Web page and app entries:
*****

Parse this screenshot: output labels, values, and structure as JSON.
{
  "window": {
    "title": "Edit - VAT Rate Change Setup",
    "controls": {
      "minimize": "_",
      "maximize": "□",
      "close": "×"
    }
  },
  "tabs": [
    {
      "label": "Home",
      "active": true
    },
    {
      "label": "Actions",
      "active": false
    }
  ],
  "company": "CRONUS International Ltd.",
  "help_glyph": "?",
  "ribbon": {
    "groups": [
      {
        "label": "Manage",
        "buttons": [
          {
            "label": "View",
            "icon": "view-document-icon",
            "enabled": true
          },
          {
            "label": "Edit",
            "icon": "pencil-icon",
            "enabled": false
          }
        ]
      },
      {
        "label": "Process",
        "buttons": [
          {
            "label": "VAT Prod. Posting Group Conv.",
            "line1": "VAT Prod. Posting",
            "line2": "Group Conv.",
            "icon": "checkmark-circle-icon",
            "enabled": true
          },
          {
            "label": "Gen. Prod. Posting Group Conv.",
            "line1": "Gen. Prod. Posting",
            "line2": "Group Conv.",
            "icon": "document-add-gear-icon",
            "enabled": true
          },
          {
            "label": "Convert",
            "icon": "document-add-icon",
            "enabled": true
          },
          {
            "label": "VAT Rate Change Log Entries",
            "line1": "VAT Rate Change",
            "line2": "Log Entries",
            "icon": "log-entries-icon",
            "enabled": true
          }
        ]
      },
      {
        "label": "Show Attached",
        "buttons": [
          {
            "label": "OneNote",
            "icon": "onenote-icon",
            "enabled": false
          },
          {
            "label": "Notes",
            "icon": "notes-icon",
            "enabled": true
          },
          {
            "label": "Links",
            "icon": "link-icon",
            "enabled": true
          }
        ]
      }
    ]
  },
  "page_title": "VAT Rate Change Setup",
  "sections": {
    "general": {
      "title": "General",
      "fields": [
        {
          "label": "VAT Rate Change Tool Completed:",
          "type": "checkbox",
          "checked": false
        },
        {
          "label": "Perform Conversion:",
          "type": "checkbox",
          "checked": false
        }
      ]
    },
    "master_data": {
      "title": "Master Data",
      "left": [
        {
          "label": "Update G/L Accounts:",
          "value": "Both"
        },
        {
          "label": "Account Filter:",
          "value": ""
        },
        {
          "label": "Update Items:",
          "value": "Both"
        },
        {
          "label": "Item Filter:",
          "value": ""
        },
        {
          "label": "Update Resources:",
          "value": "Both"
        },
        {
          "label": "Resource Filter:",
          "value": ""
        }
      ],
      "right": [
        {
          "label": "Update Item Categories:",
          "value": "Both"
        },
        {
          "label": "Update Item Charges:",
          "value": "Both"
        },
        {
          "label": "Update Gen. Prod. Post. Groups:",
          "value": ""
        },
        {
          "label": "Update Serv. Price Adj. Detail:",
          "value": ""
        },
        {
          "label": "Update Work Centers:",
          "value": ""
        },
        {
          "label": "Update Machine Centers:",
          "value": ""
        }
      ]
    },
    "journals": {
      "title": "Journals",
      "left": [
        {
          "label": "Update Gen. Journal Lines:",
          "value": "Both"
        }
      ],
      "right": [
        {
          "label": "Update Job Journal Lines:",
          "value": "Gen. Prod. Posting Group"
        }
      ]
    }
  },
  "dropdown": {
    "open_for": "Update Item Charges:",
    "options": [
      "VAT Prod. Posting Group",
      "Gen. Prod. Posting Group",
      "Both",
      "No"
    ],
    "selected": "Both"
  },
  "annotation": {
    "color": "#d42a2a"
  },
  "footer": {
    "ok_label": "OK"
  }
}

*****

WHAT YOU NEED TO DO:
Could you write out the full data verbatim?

THE ANSWER:
Parse this screenshot: output labels, values, and structure as JSON.
{
  "window": {
    "title": "Edit - VAT Rate Change Setup",
    "controls": {
      "minimize": "_",
      "maximize": "□",
      "close": "×"
    }
  },
  "tabs": [
    {
      "label": "Home",
      "active": true
    },
    {
      "label": "Actions",
      "active": false
    }
  ],
  "company": "CRONUS International Ltd.",
  "help_glyph": "?",
  "ribbon": {
    "groups": [
      {
        "label": "Manage",
        "buttons": [
          {
            "label": "View",
            "icon": "view-document-icon",
            "enabled": true
          },
          {
            "label": "Edit",
            "icon": "pencil-icon",
            "enabled": false
          }
        ]
      },
      {
        "label": "Process",
        "buttons": [
          {
            "label": "VAT Prod. Posting Group Conv.",
            "line1": "VAT Prod. Posting",
            "line2": "Group Conv.",
            "icon": "checkmark-circle-icon",
            "enabled": true
          },
          {
            "label": "Gen. Prod. Posting Group Conv.",
            "line1": "Gen. Prod. Posting",
            "line2": "Group Conv.",
            "icon": "document-add-gear-icon",
            "enabled": true
          },
          {
            "label": "Convert",
            "icon": "document-add-icon",
            "enabled": true
          },
          {
            "label": "VAT Rate Change Log Entries",
            "line1": "VAT Rate Change",
            "line2": "Log Entries",
            "icon": "log-entries-icon",
            "enabled": true
          }
        ]
      },
      {
        "label": "Show Attached",
        "buttons": [
          {
            "label": "OneNote",
            "icon": "onenote-icon",
            "enabled": false
          },
          {
            "label": "Notes",
            "icon": "notes-icon",
            "enabled": true
          },
          {
            "label": "Links",
            "icon": "link-icon",
            "enabled": true
          }
        ]
      }
    ]
  },
  "page_title": "VAT Rate Change Setup",
  "sections": {
    "general": {
      "title": "General",
      "fields": [
        {
          "label": "VAT Rate Change Tool Completed:",
          "type": "checkbox",
          "checked": false
        },
        {
          "label": "Perform Conversion:",
          "type": "checkbox",
          "checked": false
        }
      ]
    },
    "master_data": {
      "title": "Master Data",
      "left": [
        {
          "label": "Update G/L Accounts:",
          "value": "Both"
        },
        {
          "label": "Account Filter:",
          "value": ""
        },
        {
          "label": "Update Items:",
          "value": "Both"
        },
        {
          "label": "Item Filter:",
          "value": ""
        },
        {
          "label": "Update Resources:",
          "value": "Both"
        },
        {
          "label": "Resource Filter:",
          "value": ""
        }
      ],
      "right": [
        {
          "label": "Update Item Categories:",
          "value": "Both"
        },
        {
          "label": "Update Item Charges:",
          "value": "Both"
        },
        {
          "label": "Update Gen. Prod. Post. Groups:",
          "value": ""
        },
        {
          "label": "Update Serv. Price Adj. Detail:",
          "value": ""
        },
        {
          "label": "Update Work Centers:",
          "value": ""
        },
        {
          "label": "Update Machine Centers:",
          "value": ""
        }
      ]
    },
    "journals": {
      "title": "Journals",
      "left": [
        {
          "label": "Update Gen. Journal Lines:",
          "value": "Both"
        }
      ],
      "right": [
        {
          "label": "Update Job Journal Lines:",
          "value": "Gen. Prod. Posting Group"
        }
      ]
    }
  },
  "dropdown": {
    "open_for": "Update Item Charges:",
    "options": [
      "VAT Prod. Posting Group",
      "Gen. Prod. Posting Group",
      "Both",
      "No"
    ],
    "selected": "Both"
  },
  "annotation": {
    "color": "#d42a2a"
  },
  "footer": {
    "ok_label": "OK"
  }
}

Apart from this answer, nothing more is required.